What you have to do – Give a verbatim quotation of every record.

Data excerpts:
◇ ◇ ◇

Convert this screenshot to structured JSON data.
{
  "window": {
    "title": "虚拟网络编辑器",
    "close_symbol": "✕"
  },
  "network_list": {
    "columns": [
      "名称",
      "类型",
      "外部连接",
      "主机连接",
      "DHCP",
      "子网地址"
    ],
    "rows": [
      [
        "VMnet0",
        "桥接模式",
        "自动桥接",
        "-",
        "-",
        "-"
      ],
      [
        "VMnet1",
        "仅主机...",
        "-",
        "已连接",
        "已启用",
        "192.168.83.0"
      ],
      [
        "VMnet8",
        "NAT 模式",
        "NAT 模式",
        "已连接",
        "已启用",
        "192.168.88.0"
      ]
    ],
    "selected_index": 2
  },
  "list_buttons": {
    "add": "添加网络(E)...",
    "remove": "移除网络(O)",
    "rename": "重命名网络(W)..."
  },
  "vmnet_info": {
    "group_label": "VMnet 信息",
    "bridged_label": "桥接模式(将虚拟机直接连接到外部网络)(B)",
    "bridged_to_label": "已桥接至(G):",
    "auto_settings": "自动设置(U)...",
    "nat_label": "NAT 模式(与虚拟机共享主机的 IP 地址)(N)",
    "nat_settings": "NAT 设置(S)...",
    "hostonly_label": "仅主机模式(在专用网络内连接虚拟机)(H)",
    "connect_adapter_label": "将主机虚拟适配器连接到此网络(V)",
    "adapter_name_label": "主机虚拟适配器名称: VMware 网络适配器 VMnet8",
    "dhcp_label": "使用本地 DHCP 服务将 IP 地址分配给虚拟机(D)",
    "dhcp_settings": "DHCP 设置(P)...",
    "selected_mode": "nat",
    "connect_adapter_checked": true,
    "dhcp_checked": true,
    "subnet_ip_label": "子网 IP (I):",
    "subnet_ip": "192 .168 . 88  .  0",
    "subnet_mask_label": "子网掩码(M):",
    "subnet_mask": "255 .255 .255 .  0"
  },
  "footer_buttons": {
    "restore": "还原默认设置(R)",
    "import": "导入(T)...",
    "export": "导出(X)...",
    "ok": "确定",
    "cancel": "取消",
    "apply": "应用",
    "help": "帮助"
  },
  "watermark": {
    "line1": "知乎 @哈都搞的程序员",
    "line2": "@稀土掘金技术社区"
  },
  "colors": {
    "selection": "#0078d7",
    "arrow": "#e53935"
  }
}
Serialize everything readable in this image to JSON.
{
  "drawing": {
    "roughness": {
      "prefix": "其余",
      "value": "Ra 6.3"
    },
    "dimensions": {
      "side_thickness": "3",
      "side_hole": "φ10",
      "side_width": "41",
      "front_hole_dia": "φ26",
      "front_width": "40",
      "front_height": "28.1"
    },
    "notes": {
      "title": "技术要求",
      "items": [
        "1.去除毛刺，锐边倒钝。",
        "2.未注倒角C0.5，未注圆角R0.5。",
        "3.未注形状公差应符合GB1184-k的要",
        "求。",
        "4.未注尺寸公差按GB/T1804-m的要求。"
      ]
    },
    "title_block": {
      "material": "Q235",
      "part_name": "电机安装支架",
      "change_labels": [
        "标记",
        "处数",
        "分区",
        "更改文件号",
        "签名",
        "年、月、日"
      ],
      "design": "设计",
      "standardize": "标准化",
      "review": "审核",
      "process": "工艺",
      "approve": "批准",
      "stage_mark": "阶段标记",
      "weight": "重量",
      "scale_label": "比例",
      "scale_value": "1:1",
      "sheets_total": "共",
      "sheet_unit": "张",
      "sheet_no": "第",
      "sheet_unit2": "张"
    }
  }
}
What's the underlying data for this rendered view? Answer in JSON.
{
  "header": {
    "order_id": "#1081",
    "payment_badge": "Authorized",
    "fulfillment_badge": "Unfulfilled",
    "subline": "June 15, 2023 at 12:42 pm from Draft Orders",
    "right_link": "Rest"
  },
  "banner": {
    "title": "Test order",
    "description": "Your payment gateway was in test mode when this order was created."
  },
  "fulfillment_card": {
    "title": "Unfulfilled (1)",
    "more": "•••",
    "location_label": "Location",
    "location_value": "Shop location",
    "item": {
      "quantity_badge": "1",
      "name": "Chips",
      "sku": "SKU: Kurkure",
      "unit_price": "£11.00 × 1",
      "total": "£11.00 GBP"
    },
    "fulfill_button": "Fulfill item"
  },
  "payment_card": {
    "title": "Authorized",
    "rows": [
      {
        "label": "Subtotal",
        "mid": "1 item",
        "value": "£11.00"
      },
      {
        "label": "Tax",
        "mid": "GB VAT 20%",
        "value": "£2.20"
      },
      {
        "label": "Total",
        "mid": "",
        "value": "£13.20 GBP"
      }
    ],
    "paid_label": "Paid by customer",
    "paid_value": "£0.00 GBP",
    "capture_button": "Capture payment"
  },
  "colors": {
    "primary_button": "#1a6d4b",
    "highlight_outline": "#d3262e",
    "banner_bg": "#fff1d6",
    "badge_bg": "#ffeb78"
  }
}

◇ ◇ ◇

Answer section –
Convert this screenshot to structured JSON data.
{
  "window": {
    "title": "虚拟网络编辑器",
    "close_symbol": "✕"
  },
  "network_list": {
    "columns": [
      "名称",
      "类型",
      "外部连接",
      "主机连接",
      "DHCP",
      "子网地址"
    ],
    "rows": [
      [
        "VMnet0",
        "桥接模式",
        "自动桥接",
        "-",
        "-",
        "-"
      ],
      [
        "VMnet1",
        "仅主机...",
        "-",
        "已连接",
        "已启用",
        "192.168.83.0"
      ],
      [
        "VMnet8",
        "NAT 模式",
        "NAT 模式",
        "已连接",
        "已启用",
        "192.168.88.0"
      ]
    ],
    "selected_index": 2
  },
  "list_buttons": {
    "add": "添加网络(E)...",
    "remove": "移除网络(O)",
    "rename": "重命名网络(W)..."
  },
  "vmnet_info": {
    "group_label": "VMnet 信息",
    "bridged_label": "桥接模式(将虚拟机直接连接到外部网络)(B)",
    "bridged_to_label": "已桥接至(G):",
    "auto_settings": "自动设置(U)...",
    "nat_label": "NAT 模式(与虚拟机共享主机的 IP 地址)(N)",
    "nat_settings": "NAT 设置(S)...",
    "hostonly_label": "仅主机模式(在专用网络内连接虚拟机)(H)",
    "connect_adapter_label": "将主机虚拟适配器连接到此网络(V)",
    "adapter_name_label": "主机虚拟适配器名称: VMware 网络适配器 VMnet8",
    "dhcp_label": "使用本地 DHCP 服务将 IP 地址分配给虚拟机(D)",
    "dhcp_settings": "DHCP 设置(P)...",
    "selected_mode": "nat",
    "connect_adapter_checked": true,
    "dhcp_checked": true,
    "subnet_ip_label": "子网 IP (I):",
    "subnet_ip": "192 .168 . 88  .  0",
    "subnet_mask_label": "子网掩码(M):",
    "subnet_mask": "255 .255 .255 .  0"
  },
  "footer_buttons": {
    "restore": "还原默认设置(R)",
    "import": "导入(T)...",
    "export": "导出(X)...",
    "ok": "确定",
    "cancel": "取消",
    "apply": "应用",
    "help": "帮助"
  },
  "watermark": {
    "line1": "知乎 @哈都搞的程序员",
    "line2": "@稀土掘金技术社区"
  },
  "colors": {
    "selection": "#0078d7",
    "arrow": "#e53935"
  }
}
Serialize everything readable in this image to JSON.
{
  "drawing": {
    "roughness": {
      "prefix": "其余",
      "value": "Ra 6.3"
    },
    "dimensions": {
      "side_thickness": "3",
      "side_hole": "φ10",
      "side_width": "41",
      "front_hole_dia": "φ26",
      "front_width": "40",
      "front_height": "28.1"
    },
    "notes": {
      "title": "技术要求",
      "items": [
        "1.去除毛刺，锐边倒钝。",
        "2.未注倒角C0.5，未注圆角R0.5。",
        "3.未注形状公差应符合GB1184-k的要",
        "求。",
        "4.未注尺寸公差按GB/T1804-m的要求。"
      ]
    },
    "title_block": {
      "material": "Q235",
      "part_name": "电机安装支架",
      "change_labels": [
        "标记",
        "处数",
        "分区",
        "更改文件号",
        "签名",
        "年、月、日"
      ],
      "design": "设计",
      "standardize": "标准化",
      "review": "审核",
      "process": "工艺",
      "approve": "批准",
      "stage_mark": "阶段标记",
      "weight": "重量",
      "scale_label": "比例",
      "scale_value": "1:1",
      "sheets_total": "共",
      "sheet_unit": "张",
      "sheet_no": "第",
      "sheet_unit2": "张"
    }
  }
}
What's the underlying data for this rendered view? Answer in JSON.
{
  "header": {
    "order_id": "#1081",
    "payment_badge": "Authorized",
    "fulfillment_badge": "Unfulfilled",
    "subline": "June 15, 2023 at 12:42 pm from Draft Orders",
    "right_link": "Rest"
  },
  "banner": {
    "title": "Test order",
    "description": "Your payment gateway was in test mode when this order was created."
  },
  "fulfillment_card": {
    "title": "Unfulfilled (1)",
    "more": "•••",
    "location_label": "Location",
    "location_value": "Shop location",
    "item": {
      "quantity_badge": "1",
      "name": "Chips",
      "sku": "SKU: Kurkure",
      "unit_price": "£11.00 × 1",
      "total": "£11.00 GBP"
    },
    "fulfill_button": "Fulfill item"
  },
  "payment_card": {
    "title": "Authorized",
    "rows": [
      {
        "label": "Subtotal",
        "mid": "1 item",
        "value": "£11.00"
      },
      {
        "label": "Tax",
        "mid": "GB VAT 20%",
        "value": "£2.20"
      },
      {
        "label": "Total",
        "mid": "",
        "value": "£13.20 GBP"
      }
    ],
    "paid_label": "Paid by customer",
    "paid_value": "£0.00 GBP",
    "capture_button": "Capture payment"
  },
  "colors": {
    "primary_button": "#1a6d4b",
    "highlight_outline": "#d3262e",
    "banner_bg": "#fff1d6",
    "badge_bg": "#ffeb78"
  }
}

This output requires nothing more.